“The Well-Tempered City: Health & the Built Environment in Interdisciplinary Design Education,” Joint Fall Meeting of the Association of Collegiate Schools of Architecture [ACSA] & Association of Schools and Programs of Public Health [ASPPH] – Building For Health & Well-Being: Structure . Cities . Systems Conference, University of Hawaii at Manoa School of Architecture, Honolulu, Hawaii.
Leighton Beaman presents the paper "The Ergonomic Frame: Humans, Nonhumans, and their Spatial Ontologies" at the ACSA Conference held this year at the University of Hawaii. The question central to Ergonomics in Architecture is how do relationships between humans and nonhumans manifest spatially.Read More
Zaneta Hong curated a collection of photographs from the Harvard Universities photography collection which examine the ways scientific instrumentation records its environment. The collection is part of her course of visualization and landscape architecture taught at the Graduate School of Design.
VIS 2141: Landscape Representation I introduces students to the history, techniques, and conventions of representation used in the field of landscape architecture. Rather than a static description of a design agenda, landscape representation is an active means for building and understanding complexity in design work.
For more information visit the Fogg Art Museum at http://www.harvardartmuseums.orgRead More
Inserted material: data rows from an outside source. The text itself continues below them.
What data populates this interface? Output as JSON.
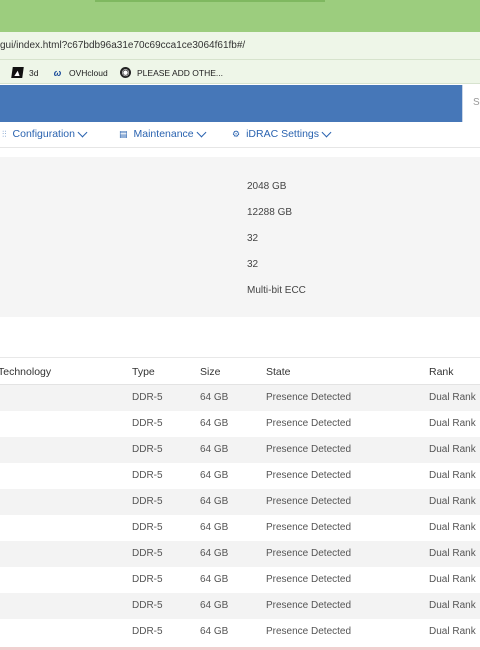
{
  "browser": {
    "url": "gui/index.html?c67bdb96a31e70c69cca1ce3064f61fb#/",
    "bookmarks": [
      {
        "icon": "3d-icon",
        "label": "3d"
      },
      {
        "icon": "ovh-icon",
        "label": "OVHcloud"
      },
      {
        "icon": "globe-icon",
        "label": "PLEASE ADD OTHE..."
      }
    ]
  },
  "header": {
    "search_placeholder": "Se"
  },
  "nav": {
    "items": [
      {
        "icon": "sliders-icon",
        "label": "Configuration"
      },
      {
        "icon": "maintenance-icon",
        "label": "Maintenance"
      },
      {
        "icon": "settings-icon",
        "label": "iDRAC Settings"
      }
    ]
  },
  "memory_summary": {
    "values": [
      "2048 GB",
      "12288 GB",
      "32",
      "32",
      "Multi-bit ECC"
    ]
  },
  "dimm_table": {
    "columns": [
      "Technology",
      "Type",
      "Size",
      "State",
      "Rank"
    ],
    "rows": [
      {
        "type": "DDR-5",
        "size": "64 GB",
        "state": "Presence Detected",
        "rank": "Dual Rank"
      },
      {
        "type": "DDR-5",
        "size": "64 GB",
        "state": "Presence Detected",
        "rank": "Dual Rank"
      },
      {
        "type": "DDR-5",
        "size": "64 GB",
        "state": "Presence Detected",
        "rank": "Dual Rank"
      },
      {
        "type": "DDR-5",
        "size": "64 GB",
        "state": "Presence Detected",
        "rank": "Dual Rank"
      },
      {
        "type": "DDR-5",
        "size": "64 GB",
        "state": "Presence Detected",
        "rank": "Dual Rank"
      },
      {
        "type": "DDR-5",
        "size": "64 GB",
        "state": "Presence Detected",
        "rank": "Dual Rank"
      },
      {
        "type": "DDR-5",
        "size": "64 GB",
        "state": "Presence Detected",
        "rank": "Dual Rank"
      },
      {
        "type": "DDR-5",
        "size": "64 GB",
        "state": "Presence Detected",
        "rank": "Dual Rank"
      },
      {
        "type": "DDR-5",
        "size": "64 GB",
        "state": "Presence Detected",
        "rank": "Dual Rank"
      },
      {
        "type": "DDR-5",
        "size": "64 GB",
        "state": "Presence Detected",
        "rank": "Dual Rank"
      }
    ]
  },
  "colors": {
    "titlebar": "#9ccd7e",
    "banner": "#4677b8",
    "nav_text": "#2a63b0"
  }
}
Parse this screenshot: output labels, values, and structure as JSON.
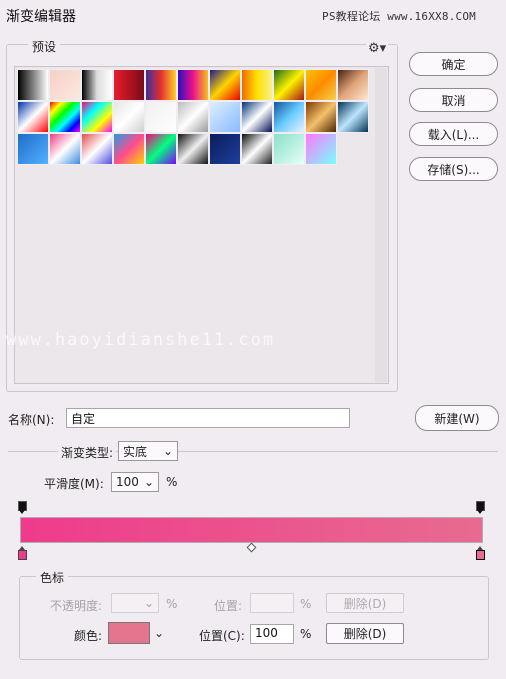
{
  "window": {
    "title": "渐变编辑器",
    "watermark_top": "PS教程论坛 www.16XX8.COM",
    "watermark_mid": "www.haoyidianshe11.com"
  },
  "buttons": {
    "ok": "确定",
    "cancel": "取消",
    "load": "载入(L)...",
    "save": "存储(S)...",
    "new": "新建(W)"
  },
  "presets": {
    "label": "预设",
    "gear": "⚙▾",
    "swatches": [
      "linear-gradient(90deg,#000,#fff)",
      "linear-gradient(135deg,#f6d0c6,#fbe9e0)",
      "linear-gradient(90deg,#000,#ddd,#fff)",
      "linear-gradient(90deg,#e81c2b,#7c0b18)",
      "linear-gradient(90deg,#3b2f9b,#e72f2f,#fcd22a)",
      "linear-gradient(90deg,#2a0fbf,#ec0f8a,#f7c21f)",
      "linear-gradient(135deg,#1a1a8f,#ffd400,#e80000)",
      "linear-gradient(90deg,#f06c00,#ffe200,#f9f08c)",
      "linear-gradient(135deg,#1d6b1a,#fff200,#a31515)",
      "linear-gradient(135deg,#f8c300,#ff8b00,#f1d34a)",
      "linear-gradient(135deg,#4b1f10,#e1a47a,#ffe9d2)",
      "linear-gradient(135deg,#0033aa,#ffffff,#ff0000)",
      "linear-gradient(135deg,#ff0000,#ffff00,#00ff00,#00ffff,#0000ff,#ff00ff)",
      "linear-gradient(135deg,#ff0080,#00ffff,#ffff00,#ff00ff)",
      "linear-gradient(135deg,#e5e5e5,#ffffff,#cfcfcf)",
      "linear-gradient(135deg,#f0f0f0,#ffffff)",
      "linear-gradient(135deg,#bbbbbb,#ffffff,#999999)",
      "linear-gradient(135deg,#ddeeff,#88bbff)",
      "linear-gradient(135deg,#003377,#ffffff,#001155)",
      "linear-gradient(135deg,#115599,#66ccff,#eeeeff)",
      "linear-gradient(135deg,#7a3b00,#f5c06b,#4a2600)",
      "linear-gradient(135deg,#003355,#bfe5ff,#003355)",
      "linear-gradient(135deg,#1d6cc8,#52b2ff)",
      "linear-gradient(135deg,#ec3c84,#ffffff,#3c8ce0)",
      "linear-gradient(135deg,#e14d4d,#ffffff,#4d4de1)",
      "linear-gradient(135deg,#20a0e0,#ff4c8f,#ffd000)",
      "linear-gradient(135deg,#ff007f,#00ff7f,#7f00ff)",
      "linear-gradient(135deg,#111,#eee,#111)",
      "linear-gradient(135deg,#0b1e5a,#1d3e9e)",
      "linear-gradient(135deg,#0c0c0c,#ffffff,#222)",
      "linear-gradient(135deg,#8ae0c8,#e6fff7)",
      "linear-gradient(135deg,#ff77ff,#77ffff)"
    ]
  },
  "name": {
    "label": "名称(N):",
    "value": "自定"
  },
  "gradient_type": {
    "label": "渐变类型:",
    "value": "实底"
  },
  "smoothness": {
    "label": "平滑度(M):",
    "value": "100",
    "unit": "%"
  },
  "gradient": {
    "start_color": "#ee3b8b",
    "end_color": "#e86b90"
  },
  "color_stops": {
    "label": "色标",
    "opacity_label": "不透明度:",
    "opacity_unit": "%",
    "location_label_disabled": "位置:",
    "location_unit_disabled": "%",
    "delete_disabled": "删除(D)",
    "color_label": "颜色:",
    "color_value": "#e5748e",
    "location_label": "位置(C):",
    "location_value": "100",
    "location_unit": "%",
    "delete": "删除(D)"
  }
}
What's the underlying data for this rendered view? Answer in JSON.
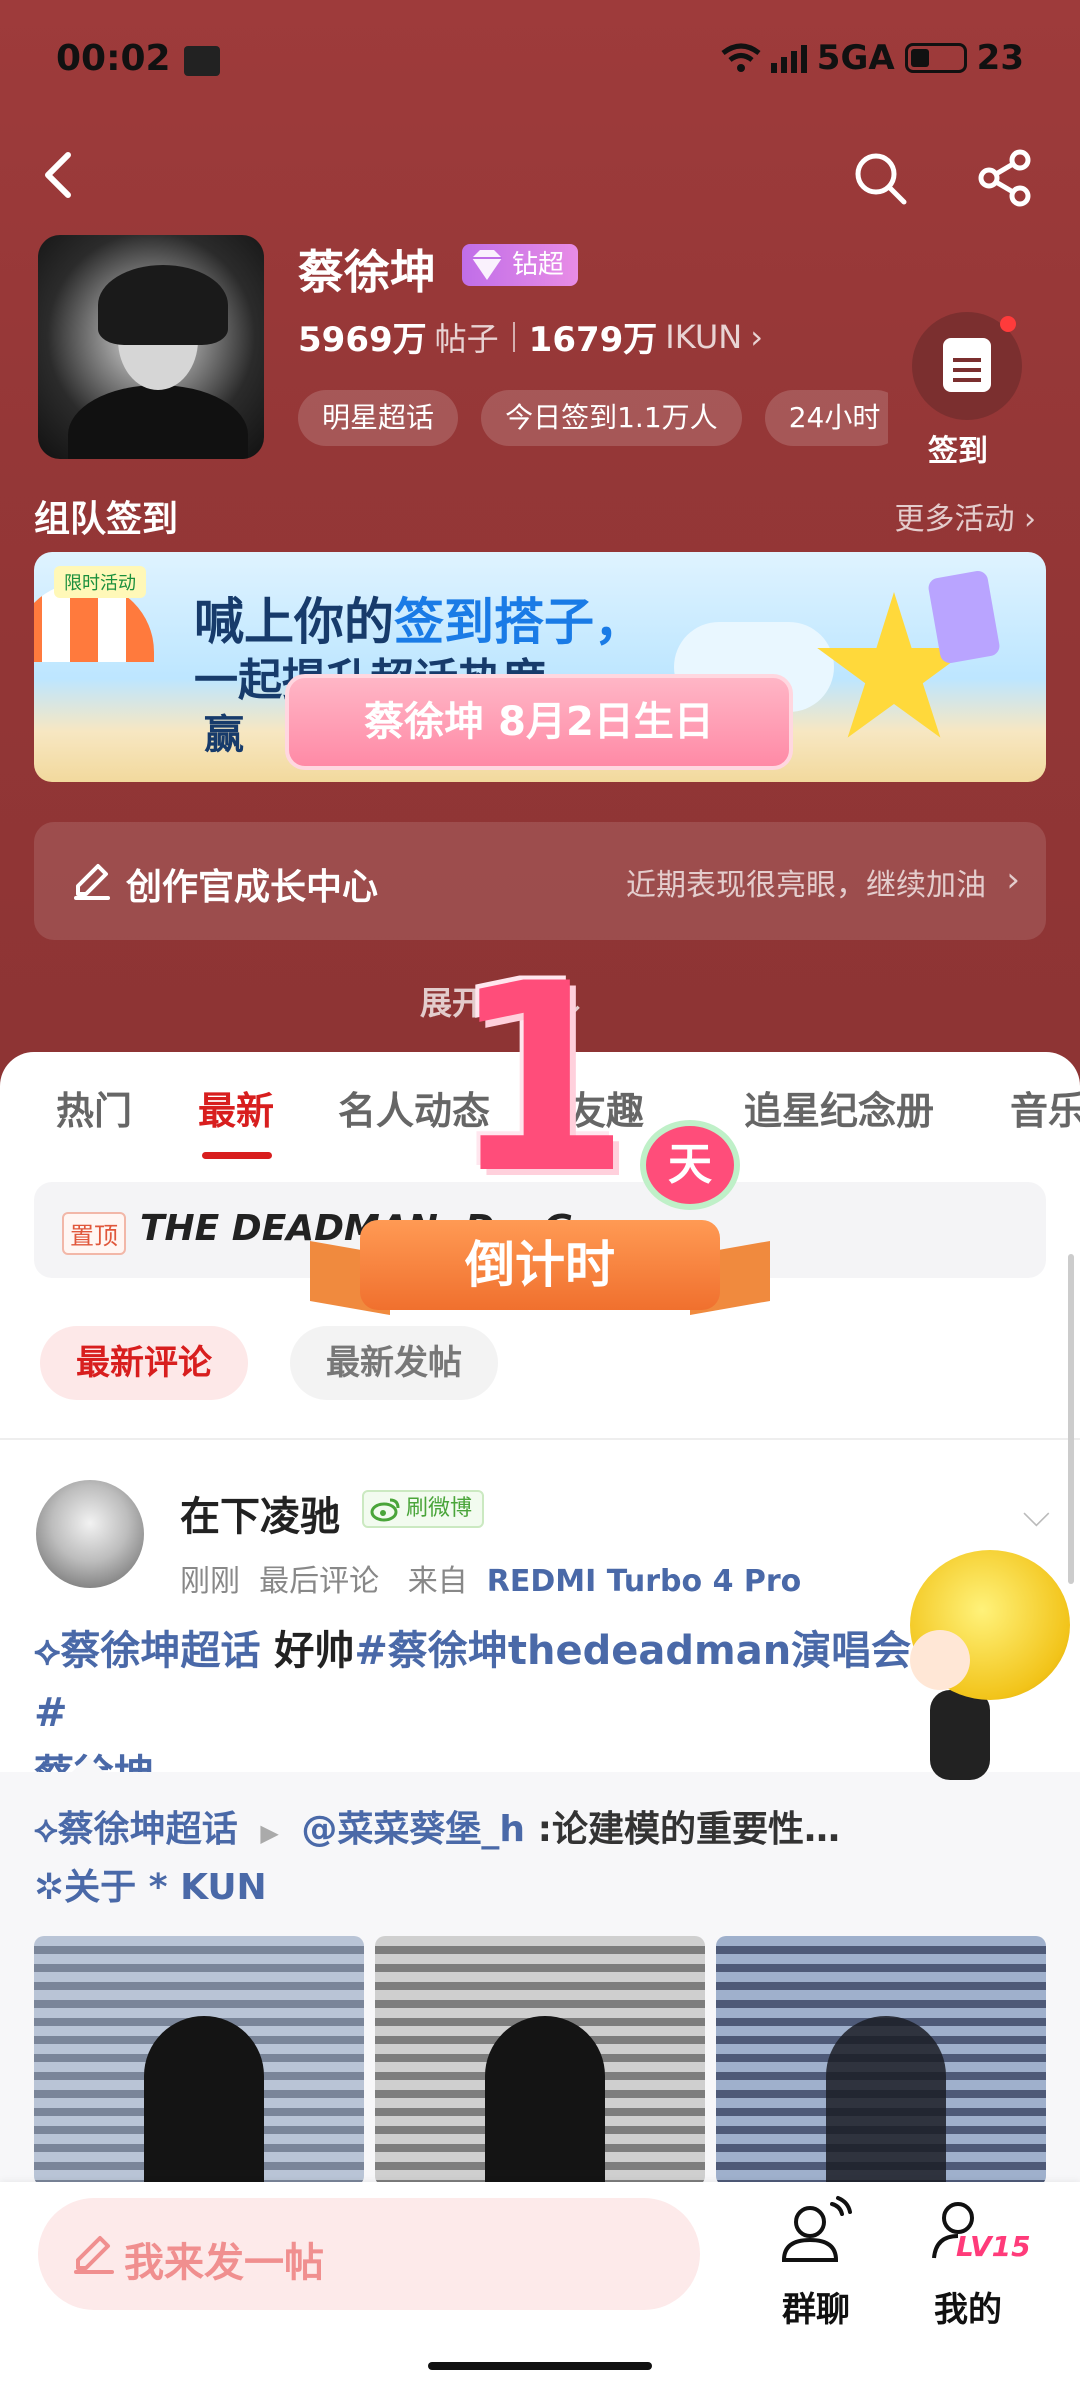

I recently reviewed AutoDesk's new VR cloud service LIVE. For the full review check out Architectural Record. Here is an excerpt:
Last week, Autodesk released Autodesk LIVE, a new cloud-based visualization service. It quickly transforms a building information model (BIM) into an interactive, rendered, 3D environment that can be navigated in real-time. Amar Hanspal, Autodesk Senior Vice President, describes LIVE as “dynamic visualization” because it allows designers, collaborators and clients to move through digital models as they choose and it creates these immersive experiences without long lead times.Read More
Manufacturing Resonance explores the productive discontinuities between representational systems in design and the exhaustively complex conditions they seek to affect. Through human-nonhuman hybrid observers that attempt to manufacture greater observational scope and fidelity this chapter examines who and what is doing the observing and the implications on representational systems that operate beyond human access.
Innovations in Landscape Architecture is available here.Read More
"Computational Ecologies" The Exhibition Exhibition Catalog of the 35th Annual Conference of the 35th Annual Conference of the Association for Computer Aided Design in Architecture (ACADIA). Reciprocal Artifacts an exhibition of on-going research from Beta-field + an exhibition installation which expands this initial research to anthropometric spatial datums, is featured in the book.
Its available here.Read More
The Speculative Landforms Project (SLP) is part of an on-going cross-disciplinary design/research agenda that examines the ontologies of future anthropogenic land forms.
Human beings already operate as geomorphic agents, directly reshaping the surface of the Earth to provide capacities not currently or adequately available. The Speculative Landforms Project treats this activity as a design problems by expanding the operability and agency of environmental design practice via historical inquiry, simulation, and representationRead More
Leighton Beaman was named a 2016 MacDowell Colony Fellow. The residency will focus on the Speculative Landforms Project (SLP). SLP examines the future of anthropogentric geological scale land manipulation as a design problems by expanding the operability and agency of environmental design practice via historical inquiry, simulation, and representation.